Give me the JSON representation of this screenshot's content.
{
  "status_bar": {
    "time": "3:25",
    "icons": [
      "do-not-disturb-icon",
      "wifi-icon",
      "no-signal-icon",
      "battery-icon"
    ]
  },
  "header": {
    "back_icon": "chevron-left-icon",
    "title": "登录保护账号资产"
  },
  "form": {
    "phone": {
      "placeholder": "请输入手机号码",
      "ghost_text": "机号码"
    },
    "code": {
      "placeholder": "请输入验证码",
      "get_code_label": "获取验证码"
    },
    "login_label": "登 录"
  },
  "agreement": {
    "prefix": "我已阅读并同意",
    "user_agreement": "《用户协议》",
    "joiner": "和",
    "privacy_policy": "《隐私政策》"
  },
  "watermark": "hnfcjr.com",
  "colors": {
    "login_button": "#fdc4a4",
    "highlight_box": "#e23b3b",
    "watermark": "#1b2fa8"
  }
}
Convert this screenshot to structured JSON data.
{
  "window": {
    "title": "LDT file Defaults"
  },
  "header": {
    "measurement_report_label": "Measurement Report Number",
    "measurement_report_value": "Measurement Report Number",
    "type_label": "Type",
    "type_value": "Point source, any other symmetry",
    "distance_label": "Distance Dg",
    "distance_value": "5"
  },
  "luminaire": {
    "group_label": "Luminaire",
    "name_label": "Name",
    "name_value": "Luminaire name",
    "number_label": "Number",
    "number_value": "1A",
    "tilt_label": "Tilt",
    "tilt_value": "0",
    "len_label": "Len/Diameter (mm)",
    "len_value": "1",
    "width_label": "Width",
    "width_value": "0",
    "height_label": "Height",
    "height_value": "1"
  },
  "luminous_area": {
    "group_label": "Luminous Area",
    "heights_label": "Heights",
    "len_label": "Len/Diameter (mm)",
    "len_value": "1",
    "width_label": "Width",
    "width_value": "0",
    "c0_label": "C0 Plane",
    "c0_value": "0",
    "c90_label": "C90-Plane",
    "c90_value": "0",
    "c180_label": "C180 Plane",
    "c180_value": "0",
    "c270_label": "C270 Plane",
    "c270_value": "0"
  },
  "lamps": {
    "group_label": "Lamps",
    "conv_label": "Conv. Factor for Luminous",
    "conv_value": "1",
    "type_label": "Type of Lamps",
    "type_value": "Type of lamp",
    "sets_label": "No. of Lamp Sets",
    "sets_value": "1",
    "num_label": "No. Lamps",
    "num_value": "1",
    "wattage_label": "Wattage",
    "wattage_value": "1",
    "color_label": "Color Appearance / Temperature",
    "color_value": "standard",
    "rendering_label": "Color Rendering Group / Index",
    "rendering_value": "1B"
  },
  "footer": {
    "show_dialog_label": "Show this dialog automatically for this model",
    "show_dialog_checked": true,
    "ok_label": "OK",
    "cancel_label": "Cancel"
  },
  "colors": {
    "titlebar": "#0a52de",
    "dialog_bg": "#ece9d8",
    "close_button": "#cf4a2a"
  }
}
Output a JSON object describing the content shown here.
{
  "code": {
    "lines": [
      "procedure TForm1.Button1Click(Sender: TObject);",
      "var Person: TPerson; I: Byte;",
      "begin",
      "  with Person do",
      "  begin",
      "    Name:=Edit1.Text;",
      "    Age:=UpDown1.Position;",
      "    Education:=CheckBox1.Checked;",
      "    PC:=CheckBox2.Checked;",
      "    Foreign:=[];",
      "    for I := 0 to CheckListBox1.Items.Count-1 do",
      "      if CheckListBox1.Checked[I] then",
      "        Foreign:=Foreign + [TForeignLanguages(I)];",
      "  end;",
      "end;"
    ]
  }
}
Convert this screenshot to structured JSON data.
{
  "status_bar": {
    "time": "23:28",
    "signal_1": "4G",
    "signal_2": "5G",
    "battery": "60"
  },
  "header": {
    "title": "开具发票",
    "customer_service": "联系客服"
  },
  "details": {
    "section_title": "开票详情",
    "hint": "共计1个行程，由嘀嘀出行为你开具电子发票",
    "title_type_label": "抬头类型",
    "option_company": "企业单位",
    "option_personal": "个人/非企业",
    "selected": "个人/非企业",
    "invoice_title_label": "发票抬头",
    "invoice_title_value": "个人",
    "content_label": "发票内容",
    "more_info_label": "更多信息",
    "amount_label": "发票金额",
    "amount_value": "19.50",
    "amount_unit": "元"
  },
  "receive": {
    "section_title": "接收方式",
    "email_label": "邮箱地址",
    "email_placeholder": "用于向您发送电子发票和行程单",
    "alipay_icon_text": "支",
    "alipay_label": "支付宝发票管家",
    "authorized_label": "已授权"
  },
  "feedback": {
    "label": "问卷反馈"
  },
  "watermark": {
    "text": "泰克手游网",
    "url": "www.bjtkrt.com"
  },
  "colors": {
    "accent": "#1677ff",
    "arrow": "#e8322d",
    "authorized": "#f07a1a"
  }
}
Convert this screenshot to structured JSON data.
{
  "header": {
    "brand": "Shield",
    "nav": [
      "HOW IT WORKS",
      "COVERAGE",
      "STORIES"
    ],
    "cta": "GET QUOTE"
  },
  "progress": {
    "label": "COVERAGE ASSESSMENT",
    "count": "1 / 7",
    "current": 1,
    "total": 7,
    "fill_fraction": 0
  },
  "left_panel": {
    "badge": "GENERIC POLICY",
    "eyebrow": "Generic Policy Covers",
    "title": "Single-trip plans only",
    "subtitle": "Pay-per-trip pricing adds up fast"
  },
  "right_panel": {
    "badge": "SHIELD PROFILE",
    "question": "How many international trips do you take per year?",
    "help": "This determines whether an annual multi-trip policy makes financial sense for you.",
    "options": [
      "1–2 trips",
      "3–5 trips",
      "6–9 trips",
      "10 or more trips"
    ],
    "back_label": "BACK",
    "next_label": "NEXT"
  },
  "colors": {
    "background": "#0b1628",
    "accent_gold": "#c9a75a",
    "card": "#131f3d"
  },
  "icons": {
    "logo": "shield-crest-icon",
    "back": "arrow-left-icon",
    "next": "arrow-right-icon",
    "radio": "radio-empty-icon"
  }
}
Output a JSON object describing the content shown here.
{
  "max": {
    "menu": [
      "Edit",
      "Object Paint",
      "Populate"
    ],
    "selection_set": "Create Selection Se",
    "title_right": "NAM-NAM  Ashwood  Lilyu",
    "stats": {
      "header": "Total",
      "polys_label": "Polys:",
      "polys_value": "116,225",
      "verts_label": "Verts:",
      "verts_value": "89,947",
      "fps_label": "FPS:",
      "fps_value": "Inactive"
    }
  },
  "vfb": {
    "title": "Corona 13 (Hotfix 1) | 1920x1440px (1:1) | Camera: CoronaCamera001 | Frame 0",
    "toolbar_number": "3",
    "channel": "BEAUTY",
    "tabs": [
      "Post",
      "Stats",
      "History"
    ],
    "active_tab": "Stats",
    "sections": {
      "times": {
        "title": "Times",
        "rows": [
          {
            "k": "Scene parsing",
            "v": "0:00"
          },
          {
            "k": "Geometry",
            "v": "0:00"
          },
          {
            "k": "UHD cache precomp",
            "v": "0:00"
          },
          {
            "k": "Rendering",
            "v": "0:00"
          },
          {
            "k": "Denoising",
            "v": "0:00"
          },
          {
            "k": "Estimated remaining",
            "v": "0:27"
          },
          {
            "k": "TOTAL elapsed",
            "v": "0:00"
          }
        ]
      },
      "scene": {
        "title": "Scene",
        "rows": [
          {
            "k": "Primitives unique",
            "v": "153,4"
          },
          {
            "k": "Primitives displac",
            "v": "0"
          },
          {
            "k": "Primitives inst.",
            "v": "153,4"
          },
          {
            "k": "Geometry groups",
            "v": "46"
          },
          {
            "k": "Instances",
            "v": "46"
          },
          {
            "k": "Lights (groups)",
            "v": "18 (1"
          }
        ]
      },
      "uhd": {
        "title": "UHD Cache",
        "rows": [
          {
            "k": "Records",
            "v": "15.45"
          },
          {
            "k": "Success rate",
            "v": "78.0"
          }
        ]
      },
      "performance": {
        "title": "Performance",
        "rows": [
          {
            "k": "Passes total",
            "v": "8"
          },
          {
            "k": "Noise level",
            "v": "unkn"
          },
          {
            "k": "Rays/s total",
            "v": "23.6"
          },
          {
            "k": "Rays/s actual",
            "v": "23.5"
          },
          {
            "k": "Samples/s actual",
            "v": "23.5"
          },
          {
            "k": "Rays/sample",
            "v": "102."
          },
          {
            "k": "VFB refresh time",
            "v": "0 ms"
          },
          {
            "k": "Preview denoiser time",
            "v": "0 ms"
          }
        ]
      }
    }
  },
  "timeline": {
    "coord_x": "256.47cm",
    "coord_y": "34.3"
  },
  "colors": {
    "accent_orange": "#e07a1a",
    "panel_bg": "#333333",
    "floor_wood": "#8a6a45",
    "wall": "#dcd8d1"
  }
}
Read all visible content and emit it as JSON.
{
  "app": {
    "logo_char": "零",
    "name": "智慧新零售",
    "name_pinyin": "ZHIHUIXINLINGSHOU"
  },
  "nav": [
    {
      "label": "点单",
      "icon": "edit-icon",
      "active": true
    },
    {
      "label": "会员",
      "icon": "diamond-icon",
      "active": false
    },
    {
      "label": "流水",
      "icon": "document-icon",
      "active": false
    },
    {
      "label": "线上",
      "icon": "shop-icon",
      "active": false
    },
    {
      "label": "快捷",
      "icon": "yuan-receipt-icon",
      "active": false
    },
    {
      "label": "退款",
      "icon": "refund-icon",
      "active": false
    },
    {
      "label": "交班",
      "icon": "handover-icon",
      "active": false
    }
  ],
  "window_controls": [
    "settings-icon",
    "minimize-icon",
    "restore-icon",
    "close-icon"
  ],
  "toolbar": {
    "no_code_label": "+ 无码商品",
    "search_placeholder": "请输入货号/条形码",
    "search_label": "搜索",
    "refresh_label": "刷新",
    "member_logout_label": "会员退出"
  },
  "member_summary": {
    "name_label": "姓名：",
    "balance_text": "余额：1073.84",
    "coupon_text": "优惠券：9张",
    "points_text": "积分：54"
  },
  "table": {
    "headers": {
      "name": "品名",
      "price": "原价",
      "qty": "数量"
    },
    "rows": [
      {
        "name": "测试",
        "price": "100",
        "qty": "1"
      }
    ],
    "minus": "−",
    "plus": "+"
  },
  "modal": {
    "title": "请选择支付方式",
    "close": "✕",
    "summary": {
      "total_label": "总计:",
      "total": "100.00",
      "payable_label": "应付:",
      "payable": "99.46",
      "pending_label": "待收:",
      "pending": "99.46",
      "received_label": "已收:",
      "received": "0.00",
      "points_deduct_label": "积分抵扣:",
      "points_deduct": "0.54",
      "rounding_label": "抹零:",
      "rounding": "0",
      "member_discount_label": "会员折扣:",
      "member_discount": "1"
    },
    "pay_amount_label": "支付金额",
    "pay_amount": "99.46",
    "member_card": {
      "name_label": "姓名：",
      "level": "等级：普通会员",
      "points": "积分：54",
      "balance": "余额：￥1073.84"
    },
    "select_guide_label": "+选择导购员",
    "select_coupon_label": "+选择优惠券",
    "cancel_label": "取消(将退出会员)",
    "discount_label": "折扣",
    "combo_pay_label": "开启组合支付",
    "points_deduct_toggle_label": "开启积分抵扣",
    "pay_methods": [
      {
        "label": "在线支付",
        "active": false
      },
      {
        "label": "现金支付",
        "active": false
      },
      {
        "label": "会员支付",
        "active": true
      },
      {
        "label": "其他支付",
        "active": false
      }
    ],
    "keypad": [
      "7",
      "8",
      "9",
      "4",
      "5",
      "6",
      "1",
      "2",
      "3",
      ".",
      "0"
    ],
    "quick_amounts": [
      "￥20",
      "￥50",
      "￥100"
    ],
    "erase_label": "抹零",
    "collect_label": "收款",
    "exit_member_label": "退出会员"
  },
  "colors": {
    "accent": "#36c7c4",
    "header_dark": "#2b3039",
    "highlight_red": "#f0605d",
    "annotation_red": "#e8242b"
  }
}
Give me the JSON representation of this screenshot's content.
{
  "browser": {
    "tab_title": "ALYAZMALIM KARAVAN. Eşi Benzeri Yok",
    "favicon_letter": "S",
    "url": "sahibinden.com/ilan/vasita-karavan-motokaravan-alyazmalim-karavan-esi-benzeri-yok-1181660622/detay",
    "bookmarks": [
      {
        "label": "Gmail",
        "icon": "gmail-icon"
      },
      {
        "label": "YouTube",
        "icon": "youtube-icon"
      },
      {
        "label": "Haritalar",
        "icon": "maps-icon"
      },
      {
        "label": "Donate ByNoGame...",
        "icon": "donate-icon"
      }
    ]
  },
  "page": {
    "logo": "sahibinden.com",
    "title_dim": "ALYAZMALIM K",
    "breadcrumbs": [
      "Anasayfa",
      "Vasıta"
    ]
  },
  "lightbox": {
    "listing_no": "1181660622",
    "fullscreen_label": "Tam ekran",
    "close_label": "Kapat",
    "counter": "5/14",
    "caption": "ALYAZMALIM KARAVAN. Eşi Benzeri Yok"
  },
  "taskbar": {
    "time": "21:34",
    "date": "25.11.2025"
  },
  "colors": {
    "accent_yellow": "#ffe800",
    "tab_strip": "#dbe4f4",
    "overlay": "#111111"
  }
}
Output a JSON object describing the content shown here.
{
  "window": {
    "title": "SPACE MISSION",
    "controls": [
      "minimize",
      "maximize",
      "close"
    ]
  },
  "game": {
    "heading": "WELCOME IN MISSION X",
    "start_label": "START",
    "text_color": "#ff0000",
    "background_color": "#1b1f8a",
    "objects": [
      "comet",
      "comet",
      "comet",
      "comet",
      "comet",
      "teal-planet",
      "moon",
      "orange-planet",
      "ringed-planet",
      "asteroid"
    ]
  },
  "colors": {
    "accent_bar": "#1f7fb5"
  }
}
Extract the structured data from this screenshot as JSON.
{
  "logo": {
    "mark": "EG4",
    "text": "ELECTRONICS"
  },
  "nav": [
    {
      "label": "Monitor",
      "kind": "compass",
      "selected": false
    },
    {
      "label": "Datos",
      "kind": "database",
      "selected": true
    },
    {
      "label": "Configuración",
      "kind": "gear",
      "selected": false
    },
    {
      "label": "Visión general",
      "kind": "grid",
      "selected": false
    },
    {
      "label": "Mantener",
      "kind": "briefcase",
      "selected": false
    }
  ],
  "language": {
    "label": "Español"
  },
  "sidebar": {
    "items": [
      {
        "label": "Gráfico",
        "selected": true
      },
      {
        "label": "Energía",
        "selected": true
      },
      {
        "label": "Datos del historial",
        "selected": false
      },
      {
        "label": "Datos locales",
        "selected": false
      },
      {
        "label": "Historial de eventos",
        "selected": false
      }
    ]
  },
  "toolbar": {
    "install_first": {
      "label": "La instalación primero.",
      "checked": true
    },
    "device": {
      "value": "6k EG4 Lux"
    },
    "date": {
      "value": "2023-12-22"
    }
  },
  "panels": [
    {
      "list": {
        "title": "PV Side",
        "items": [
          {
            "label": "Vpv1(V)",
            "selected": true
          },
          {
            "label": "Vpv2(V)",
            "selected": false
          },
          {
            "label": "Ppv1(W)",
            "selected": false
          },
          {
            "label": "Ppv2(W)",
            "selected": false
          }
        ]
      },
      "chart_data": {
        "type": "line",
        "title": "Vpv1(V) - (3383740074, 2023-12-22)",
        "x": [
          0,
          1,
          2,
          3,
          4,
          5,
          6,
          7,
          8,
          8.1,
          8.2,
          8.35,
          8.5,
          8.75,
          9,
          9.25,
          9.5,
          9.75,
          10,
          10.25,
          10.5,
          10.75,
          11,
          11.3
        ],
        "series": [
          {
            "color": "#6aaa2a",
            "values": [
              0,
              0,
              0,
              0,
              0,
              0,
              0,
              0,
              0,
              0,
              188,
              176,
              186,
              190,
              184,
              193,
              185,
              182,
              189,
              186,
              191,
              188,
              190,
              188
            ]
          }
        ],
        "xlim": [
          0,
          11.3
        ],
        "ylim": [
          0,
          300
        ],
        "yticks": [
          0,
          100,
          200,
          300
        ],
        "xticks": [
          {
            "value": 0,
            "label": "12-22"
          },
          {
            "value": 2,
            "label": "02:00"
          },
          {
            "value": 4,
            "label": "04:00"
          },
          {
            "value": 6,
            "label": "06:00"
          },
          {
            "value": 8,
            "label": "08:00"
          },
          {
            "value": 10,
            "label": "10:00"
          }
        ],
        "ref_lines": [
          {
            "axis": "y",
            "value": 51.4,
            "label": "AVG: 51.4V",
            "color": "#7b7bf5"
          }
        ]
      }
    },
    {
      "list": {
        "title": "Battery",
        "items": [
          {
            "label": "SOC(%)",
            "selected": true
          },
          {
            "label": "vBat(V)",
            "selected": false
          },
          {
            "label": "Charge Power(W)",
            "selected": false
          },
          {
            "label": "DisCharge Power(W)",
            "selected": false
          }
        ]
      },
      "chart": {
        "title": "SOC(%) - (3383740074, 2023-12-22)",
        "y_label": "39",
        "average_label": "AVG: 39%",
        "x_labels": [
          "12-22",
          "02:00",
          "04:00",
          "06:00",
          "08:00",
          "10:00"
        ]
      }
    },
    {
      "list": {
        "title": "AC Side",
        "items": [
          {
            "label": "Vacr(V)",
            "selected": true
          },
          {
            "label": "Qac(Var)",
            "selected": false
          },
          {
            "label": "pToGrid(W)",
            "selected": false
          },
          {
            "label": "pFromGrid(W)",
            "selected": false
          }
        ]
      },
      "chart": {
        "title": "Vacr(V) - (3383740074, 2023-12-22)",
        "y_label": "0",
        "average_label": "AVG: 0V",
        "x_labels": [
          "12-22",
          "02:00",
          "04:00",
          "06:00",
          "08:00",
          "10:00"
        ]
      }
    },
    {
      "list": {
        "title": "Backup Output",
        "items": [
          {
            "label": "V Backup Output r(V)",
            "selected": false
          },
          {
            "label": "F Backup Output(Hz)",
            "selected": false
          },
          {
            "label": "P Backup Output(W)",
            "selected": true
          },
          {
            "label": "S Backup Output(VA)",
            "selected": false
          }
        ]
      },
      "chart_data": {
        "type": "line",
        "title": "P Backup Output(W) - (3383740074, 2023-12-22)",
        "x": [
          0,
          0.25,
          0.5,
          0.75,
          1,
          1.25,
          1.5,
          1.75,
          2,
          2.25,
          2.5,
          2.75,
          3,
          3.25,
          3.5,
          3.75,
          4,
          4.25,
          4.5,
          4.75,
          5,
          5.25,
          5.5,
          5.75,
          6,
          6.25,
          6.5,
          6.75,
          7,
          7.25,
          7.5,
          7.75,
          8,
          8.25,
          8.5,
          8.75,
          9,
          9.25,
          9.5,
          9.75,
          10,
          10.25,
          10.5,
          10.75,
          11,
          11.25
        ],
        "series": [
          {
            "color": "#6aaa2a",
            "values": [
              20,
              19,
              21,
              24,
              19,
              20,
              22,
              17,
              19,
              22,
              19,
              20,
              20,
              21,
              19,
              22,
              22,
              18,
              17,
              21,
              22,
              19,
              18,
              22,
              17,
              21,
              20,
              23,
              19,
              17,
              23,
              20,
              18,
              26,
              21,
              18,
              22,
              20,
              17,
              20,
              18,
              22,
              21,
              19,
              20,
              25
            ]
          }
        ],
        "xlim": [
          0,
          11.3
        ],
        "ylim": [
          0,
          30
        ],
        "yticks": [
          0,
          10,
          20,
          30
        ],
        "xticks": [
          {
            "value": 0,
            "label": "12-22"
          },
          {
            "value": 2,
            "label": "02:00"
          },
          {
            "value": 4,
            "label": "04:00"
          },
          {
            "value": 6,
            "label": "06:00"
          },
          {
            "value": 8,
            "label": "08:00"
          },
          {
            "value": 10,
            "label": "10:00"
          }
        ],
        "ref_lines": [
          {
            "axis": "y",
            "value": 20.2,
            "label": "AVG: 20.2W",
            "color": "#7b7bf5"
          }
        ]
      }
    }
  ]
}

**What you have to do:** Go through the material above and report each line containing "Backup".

**Output:**
        "title": "Backup Output",
            "label": "V Backup Output r(V)",
            "label": "F Backup Output(Hz)",
            "label": "P Backup Output(W)",
            "label": "S Backup Output(VA)",
        "title": "P Backup Output(W) - (3383740074, 2023-12-22)",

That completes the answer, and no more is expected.